A Cochrane systematic review in 2013 concluded, ”There is weak evidence of a benefit of silicone gel sheeting as a prevention for abnormal scarring in high-risk individuals but the poor quality of research means a great deal of uncertainty prevails. Trials evaluating silicone gel sheeting as a treatment for hypertrophic and keloid scarring showed improvements in scar thickness and scar colour but are of poor quality and highly susceptible to bias.”

A further paper published in 2018 concluded, “There was statistical significance in the effectiveness of silicone gel and silicone gel sheeting on the prevention of keloids or hypertrophic scars, especially in skin lesion wounds. However, most of the trials evaluating silicone gel sheeting or silicone gel as a prevention of hypertrophic scars and keloids had poor quality with high or uncertain risk of biases either in study design or in conduct.”

In summary

SGS has been used in scar management for over 30 years

There is weak evidence to suggest it can be useful in scar management

More high quality evidence is required

SGS is non invasive, low cost and low risk with potentially significant benefits

The alternatives to SGS are invasive (Steroids injections, Skin grafts, surgical revision, Dermal fillers, and Laser) and abnormal scarring may return

The choice to use SGS is a clinical decision with no guarantees of working

Reference list

Bleasdale B, Finnegan S, Murray K, Kelly S, Percival S. The use of silicon adhesives for scar reduction. Adv Wound Care. July 1 2015, 4(7): 422-430

Khuei-Chang Hsu, Chih- Wei L, Yi-Wen Tsai. Review of silicon gel sheeting and silicon gel for the prevention of hypertrophic scars and keloids. Wounds: a compendium of clinical research and practice. May 2017, 29(5): Citation only

McCarty M, Del Rosso J. An evaluation of evidence regarding application of silicon gel sheeting for the management of hypertrophic scars and keloids. November 2010, 3(11): 39-43

Mahnoush M, Farhad H, Hossein R, Hamid K. Effects of silicon gel on burn scars. Burns: Journal of the International Society for Burn Injuries. August 2008, 35(1):70-4

Medhi B, Sewal R K, Kaman L, Kadhe G, Mane A. Efficacy and safety of an advanced formula silicon gel for prevention of post-operative scars.Dermatol Ther (Heidelb). December 2013, 3(2): 157-167

Monstrey S, Middelkoop E, Vranckx J, Bassetto F, Ziegler U, Meaume S, Teot L. Updated scar management practical guidelines: non- invasive and invasice measures. Journal of Plastic, Reconstructive & Aesthetic Surgery. August 2014, 67(8): 1017-1025
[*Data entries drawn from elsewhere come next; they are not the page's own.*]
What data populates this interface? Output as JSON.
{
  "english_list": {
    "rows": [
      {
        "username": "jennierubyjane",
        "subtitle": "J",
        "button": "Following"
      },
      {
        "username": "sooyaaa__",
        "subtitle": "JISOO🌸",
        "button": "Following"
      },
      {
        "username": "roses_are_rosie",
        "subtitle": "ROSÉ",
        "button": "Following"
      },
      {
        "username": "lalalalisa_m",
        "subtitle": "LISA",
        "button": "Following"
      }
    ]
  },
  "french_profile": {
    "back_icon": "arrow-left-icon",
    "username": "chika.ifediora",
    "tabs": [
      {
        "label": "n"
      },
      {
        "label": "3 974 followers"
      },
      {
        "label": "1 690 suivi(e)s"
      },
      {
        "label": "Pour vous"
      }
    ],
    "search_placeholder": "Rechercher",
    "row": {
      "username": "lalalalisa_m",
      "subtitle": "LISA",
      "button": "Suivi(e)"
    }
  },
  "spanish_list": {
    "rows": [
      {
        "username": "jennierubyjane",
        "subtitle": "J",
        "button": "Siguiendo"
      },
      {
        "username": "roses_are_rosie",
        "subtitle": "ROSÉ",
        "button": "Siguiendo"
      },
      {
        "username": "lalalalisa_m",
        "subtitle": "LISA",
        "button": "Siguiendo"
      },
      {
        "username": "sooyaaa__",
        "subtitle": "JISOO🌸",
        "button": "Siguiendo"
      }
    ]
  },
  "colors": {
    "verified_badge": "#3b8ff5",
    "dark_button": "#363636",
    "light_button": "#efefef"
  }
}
O‘Brien L, Jones DJ. Silicon gel sheeting for preventing the development of hypertrophic and keloid scars and for treating existing hypertrophic and keloid scars. Cochrane database if systematic reviews. 12 Sept 2013

Puri N, Talwar A. The efficacy of silicon Gel for the treatment of hypertrophic scars and keloids. J Cutan Aesthet Surg. Jul-Dec 2009, 2(2): 104-106


Hypertrophic scars


Keloid Scars